▸ Work instruction:
Please write out all of the entries without altering anything.

Data supplied section start

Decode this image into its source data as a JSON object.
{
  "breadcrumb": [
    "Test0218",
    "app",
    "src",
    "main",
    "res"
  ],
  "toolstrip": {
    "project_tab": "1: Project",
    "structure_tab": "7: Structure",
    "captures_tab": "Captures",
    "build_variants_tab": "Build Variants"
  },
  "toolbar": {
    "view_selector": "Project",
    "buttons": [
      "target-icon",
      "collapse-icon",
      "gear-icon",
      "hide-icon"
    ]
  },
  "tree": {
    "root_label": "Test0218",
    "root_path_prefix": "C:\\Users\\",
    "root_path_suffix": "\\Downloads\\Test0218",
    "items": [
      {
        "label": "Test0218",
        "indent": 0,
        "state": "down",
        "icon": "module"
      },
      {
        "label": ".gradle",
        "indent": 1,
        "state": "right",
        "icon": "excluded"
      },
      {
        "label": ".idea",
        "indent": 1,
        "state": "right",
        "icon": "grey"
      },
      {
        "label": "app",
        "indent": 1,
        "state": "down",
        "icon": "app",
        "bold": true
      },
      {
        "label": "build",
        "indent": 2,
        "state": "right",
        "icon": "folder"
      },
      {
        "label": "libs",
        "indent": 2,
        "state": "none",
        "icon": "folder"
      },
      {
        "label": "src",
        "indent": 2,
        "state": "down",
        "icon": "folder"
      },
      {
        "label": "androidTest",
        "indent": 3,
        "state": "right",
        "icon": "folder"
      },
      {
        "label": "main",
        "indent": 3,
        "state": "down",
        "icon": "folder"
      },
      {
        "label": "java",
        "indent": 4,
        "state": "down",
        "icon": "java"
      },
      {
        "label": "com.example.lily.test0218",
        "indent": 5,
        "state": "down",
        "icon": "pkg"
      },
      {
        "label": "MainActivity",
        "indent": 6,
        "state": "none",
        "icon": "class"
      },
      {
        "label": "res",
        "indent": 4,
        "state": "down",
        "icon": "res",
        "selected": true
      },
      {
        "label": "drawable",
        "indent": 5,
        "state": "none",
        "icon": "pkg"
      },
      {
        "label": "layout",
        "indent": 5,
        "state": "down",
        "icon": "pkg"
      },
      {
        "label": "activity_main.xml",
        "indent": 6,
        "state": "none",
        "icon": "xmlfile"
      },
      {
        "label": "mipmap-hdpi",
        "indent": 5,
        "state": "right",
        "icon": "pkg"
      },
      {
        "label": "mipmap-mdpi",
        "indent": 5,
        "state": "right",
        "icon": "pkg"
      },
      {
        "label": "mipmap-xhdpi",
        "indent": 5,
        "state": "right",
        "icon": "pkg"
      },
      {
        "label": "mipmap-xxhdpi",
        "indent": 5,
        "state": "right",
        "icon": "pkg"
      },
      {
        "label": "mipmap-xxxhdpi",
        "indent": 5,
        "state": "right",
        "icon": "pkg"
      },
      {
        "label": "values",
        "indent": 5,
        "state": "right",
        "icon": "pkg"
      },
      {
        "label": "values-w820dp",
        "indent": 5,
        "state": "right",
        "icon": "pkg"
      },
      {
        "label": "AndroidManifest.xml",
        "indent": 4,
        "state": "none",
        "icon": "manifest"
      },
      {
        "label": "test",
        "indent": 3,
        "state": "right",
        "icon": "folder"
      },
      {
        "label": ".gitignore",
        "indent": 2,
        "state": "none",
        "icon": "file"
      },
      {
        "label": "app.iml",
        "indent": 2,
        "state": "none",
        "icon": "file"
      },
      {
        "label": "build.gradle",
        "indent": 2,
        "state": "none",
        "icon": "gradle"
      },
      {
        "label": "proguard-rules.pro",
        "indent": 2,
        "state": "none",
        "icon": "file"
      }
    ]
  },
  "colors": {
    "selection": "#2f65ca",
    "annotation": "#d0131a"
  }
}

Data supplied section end

▸ Your solution:
Decode this image into its source data as a JSON object.
{
  "breadcrumb": [
    "Test0218",
    "app",
    "src",
    "main",
    "res"
  ],
  "toolstrip": {
    "project_tab": "1: Project",
    "structure_tab": "7: Structure",
    "captures_tab": "Captures",
    "build_variants_tab": "Build Variants"
  },
  "toolbar": {
    "view_selector": "Project",
    "buttons": [
      "target-icon",
      "collapse-icon",
      "gear-icon",
      "hide-icon"
    ]
  },
  "tree": {
    "root_label": "Test0218",
    "root_path_prefix": "C:\\Users\\",
    "root_path_suffix": "\\Downloads\\Test0218",
    "items": [
      {
        "label": "Test0218",
        "indent": 0,
        "state": "down",
        "icon": "module"
      },
      {
        "label": ".gradle",
        "indent": 1,
        "state": "right",
        "icon": "excluded"
      },
      {
        "label": ".idea",
        "indent": 1,
        "state": "right",
        "icon": "grey"
      },
      {
        "label": "app",
        "indent": 1,
        "state": "down",
        "icon": "app",
        "bold": true
      },
      {
        "label": "build",
        "indent": 2,
        "state": "right",
        "icon": "folder"
      },
      {
        "label": "libs",
        "indent": 2,
        "state": "none",
        "icon": "folder"
      },
      {
        "label": "src",
        "indent": 2,
        "state": "down",
        "icon": "folder"
      },
      {
        "label": "androidTest",
        "indent": 3,
        "state": "right",
        "icon": "folder"
      },
      {
        "label": "main",
        "indent": 3,
        "state": "down",
        "icon": "folder"
      },
      {
        "label": "java",
        "indent": 4,
        "state": "down",
        "icon": "java"
      },
      {
        "label": "com.example.lily.test0218",
        "indent": 5,
        "state": "down",
        "icon": "pkg"
      },
      {
        "label": "MainActivity",
        "indent": 6,
        "state": "none",
        "icon": "class"
      },
      {
        "label": "res",
        "indent": 4,
        "state": "down",
        "icon": "res",
        "selected": true
      },
      {
        "label": "drawable",
        "indent": 5,
        "state": "none",
        "icon": "pkg"
      },
      {
        "label": "layout",
        "indent": 5,
        "state": "down",
        "icon": "pkg"
      },
      {
        "label": "activity_main.xml",
        "indent": 6,
        "state": "none",
        "icon": "xmlfile"
      },
      {
        "label": "mipmap-hdpi",
        "indent": 5,
        "state": "right",
        "icon": "pkg"
      },
      {
        "label": "mipmap-mdpi",
        "indent": 5,
        "state": "right",
        "icon": "pkg"
      },
      {
        "label": "mipmap-xhdpi",
        "indent": 5,
        "state": "right",
        "icon": "pkg"
      },
      {
        "label": "mipmap-xxhdpi",
        "indent": 5,
        "state": "right",
        "icon": "pkg"
      },
      {
        "label": "mipmap-xxxhdpi",
        "indent": 5,
        "state": "right",
        "icon": "pkg"
      },
      {
        "label": "values",
        "indent": 5,
        "state": "right",
        "icon": "pkg"
      },
      {
        "label": "values-w820dp",
        "indent": 5,
        "state": "right",
        "icon": "pkg"
      },
      {
        "label": "AndroidManifest.xml",
        "indent": 4,
        "state": "none",
        "icon": "manifest"
      },
      {
        "label": "test",
        "indent": 3,
        "state": "right",
        "icon": "folder"
      },
      {
        "label": ".gitignore",
        "indent": 2,
        "state": "none",
        "icon": "file"
      },
      {
        "label": "app.iml",
        "indent": 2,
        "state": "none",
        "icon": "file"
      },
      {
        "label": "build.gradle",
        "indent": 2,
        "state": "none",
        "icon": "gradle"
      },
      {
        "label": "proguard-rules.pro",
        "indent": 2,
        "state": "none",
        "icon": "file"
      }
    ]
  },
  "colors": {
    "selection": "#2f65ca",
    "annotation": "#d0131a"
  }
}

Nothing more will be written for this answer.